Charles E. Shaw (University of Connecticut), 85, educated minds and guided souls. The Bridgeport, Conn., native was ordained to the priesthood on May 3, 1951, at the Cathedral of St. Joseph in Hartford. He became principal of the elementary school for the St. Francis of Assisi parish in Naugatuck and then principal of the Immaculate Conception parish primary school in Hartford. Shaw later served as assistant to the superintendent of schools for the Archdiocese of Hartford. In 1961, he was appointed founding principal of East Catholic High School in Manchester, serving until 1970 (and writing the school’s song). Shaw also worked as a counselor and academic dean at Saint Joseph College and as director of guidance counseling at the former St. Thomas Aquinas High School in New Britain until retirement in 1988. He held leadership roles with Connecticut’s board of higher education. Awards include being named the outstanding independent school counselor by the New England Association for College Admission Counseling. Shaw was educated at St. Thomas Seminary, St. Mary’s Seminary & University, Fairfield University (master’s in administration), Central Connecticut State University (master’s in counseling), and University of Connecticut (doctorate in administration). Preceded in death by two sisters, he passed away on Nov. 18, 2011. Survivors include nieces, nephews, and cousins.

Carolyn Thompson (University of North Carolina at Charlotte), 66, made such an impact on academic and medical communities that she was named one of 10 women to receive an “UnBought & UnBossed” award for 2012 from Girls Inc. of Chattanooga, Tenn., for improving the lives of their gender.

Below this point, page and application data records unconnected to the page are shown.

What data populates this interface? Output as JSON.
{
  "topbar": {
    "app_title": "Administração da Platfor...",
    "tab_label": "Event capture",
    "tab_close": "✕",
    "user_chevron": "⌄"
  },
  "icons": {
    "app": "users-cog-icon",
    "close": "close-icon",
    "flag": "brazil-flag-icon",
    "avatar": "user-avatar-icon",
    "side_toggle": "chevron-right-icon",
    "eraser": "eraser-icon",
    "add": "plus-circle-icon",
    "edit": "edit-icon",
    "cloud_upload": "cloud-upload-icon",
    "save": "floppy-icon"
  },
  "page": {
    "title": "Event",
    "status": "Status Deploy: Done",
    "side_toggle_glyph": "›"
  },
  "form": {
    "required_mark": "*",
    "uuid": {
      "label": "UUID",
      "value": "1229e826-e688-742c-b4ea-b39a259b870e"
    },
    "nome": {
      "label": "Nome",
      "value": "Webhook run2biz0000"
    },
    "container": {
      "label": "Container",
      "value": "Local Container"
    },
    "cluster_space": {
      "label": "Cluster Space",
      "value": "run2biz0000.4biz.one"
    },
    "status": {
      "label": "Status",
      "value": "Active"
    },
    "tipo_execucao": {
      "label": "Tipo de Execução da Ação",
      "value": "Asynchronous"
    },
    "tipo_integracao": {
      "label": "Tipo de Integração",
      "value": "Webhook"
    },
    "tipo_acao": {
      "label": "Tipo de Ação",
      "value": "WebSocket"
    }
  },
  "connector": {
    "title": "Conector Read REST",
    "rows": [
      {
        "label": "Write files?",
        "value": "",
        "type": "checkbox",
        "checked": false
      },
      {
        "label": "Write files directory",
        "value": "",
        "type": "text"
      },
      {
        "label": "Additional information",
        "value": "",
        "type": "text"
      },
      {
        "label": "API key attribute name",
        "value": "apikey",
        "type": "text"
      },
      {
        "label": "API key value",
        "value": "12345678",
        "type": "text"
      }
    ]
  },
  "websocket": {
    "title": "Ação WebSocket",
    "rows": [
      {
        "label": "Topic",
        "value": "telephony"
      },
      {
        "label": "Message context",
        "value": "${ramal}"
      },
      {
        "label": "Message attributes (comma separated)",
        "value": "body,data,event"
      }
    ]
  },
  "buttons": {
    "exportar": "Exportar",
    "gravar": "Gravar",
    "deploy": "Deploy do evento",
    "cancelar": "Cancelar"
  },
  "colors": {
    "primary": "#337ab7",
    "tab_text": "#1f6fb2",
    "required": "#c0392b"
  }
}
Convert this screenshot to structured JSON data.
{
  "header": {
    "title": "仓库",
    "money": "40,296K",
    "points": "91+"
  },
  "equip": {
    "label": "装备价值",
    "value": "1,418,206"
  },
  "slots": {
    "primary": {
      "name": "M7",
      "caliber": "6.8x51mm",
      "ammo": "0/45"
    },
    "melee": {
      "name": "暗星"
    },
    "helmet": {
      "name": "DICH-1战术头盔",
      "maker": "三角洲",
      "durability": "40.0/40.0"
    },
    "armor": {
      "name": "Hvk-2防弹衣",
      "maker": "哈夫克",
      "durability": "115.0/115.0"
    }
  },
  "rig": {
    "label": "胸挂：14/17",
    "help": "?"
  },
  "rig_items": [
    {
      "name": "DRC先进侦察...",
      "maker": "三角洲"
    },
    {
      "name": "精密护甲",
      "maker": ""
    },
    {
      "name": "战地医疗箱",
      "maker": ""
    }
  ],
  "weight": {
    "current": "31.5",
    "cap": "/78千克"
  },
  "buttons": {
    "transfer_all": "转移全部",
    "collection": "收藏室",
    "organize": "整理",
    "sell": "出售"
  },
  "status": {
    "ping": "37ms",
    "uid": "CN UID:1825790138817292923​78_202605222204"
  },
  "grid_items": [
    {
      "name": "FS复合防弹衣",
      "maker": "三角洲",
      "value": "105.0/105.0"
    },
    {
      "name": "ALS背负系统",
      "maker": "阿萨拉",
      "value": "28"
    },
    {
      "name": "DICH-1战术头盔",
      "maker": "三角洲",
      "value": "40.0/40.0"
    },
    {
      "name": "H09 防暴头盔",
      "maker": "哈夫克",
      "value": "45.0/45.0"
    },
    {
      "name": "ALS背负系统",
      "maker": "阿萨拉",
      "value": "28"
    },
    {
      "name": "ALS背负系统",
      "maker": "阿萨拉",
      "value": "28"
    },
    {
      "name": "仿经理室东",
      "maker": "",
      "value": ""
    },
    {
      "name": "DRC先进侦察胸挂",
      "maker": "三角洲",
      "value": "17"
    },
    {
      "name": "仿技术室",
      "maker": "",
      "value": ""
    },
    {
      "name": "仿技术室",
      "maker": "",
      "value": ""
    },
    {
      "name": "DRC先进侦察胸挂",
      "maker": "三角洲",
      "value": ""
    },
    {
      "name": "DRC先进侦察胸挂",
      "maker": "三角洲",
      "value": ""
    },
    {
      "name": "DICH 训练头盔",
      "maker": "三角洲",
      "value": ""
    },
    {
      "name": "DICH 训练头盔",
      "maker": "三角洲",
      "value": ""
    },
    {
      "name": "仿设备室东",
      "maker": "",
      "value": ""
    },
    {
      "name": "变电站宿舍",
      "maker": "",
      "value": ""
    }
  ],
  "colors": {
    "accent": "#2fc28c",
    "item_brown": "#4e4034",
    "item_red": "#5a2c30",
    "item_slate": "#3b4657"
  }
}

At her death on March 2 from myelofibrosis, she was the first lady of University of Tennessee at Chattanooga (UTC), at which her husband, Roger Brown (Phi Kappa Phi member from the same chapter) is chancellor. Other survivors include a daughter and son and daughter-in-law. Earlier she served as the founding dean of the Honors College at University of North Carolina at Pembroke, chaired the social work department at Mars Hill College, and established the master of health administration degree program at University of North Carolina at Charlotte. Thompson also directed social work training at the Kennedy Krieger Institute for children and adolescents with pediatric developmental disabilities and disorders of the brain, spinal cord and musculoskeletal system; she further was a medical social worker at the UCLA Medical Center. The native of Worcester, Mass., earned degrees from Emmanuel College (B.A.), Saint Louis University (M.S.W.) and The Johns Hopkins University (Ph.D.) Thompson volunteered with her local Susan G. Komen Race for the Cure against breast cancer; consulted for and served on the boards of numerous civic, cultural and humanitarian organizations in Chattanooga; and co-chaired UTC’s 125th anniversary celebration.

Shanitha Bru’Shonda “NeNe” Williams (University of Texas at Arlington), 35, made the honor roll from elementary school through college. She was vice president of her senior class at Mexia (Texas) High School and homecoming queen the prior year. Extracurricular activities spanned sports (track and basketball), cheerleading, and the band. Inevitably, Williams was voted most popular student. She earned a bachelor’s degree in criminal justice from University of Texas at Arlington. Preceded in death by an older brother, Williams passed away on Feb. 26, at a hospital among family and friends. Survivors include her parents, brother, sister and brother-in-law, and numerous nieces. An obituary concluded that besides her family, “most of all, she loved God.”

The Honor Society of Phi Kappa Phi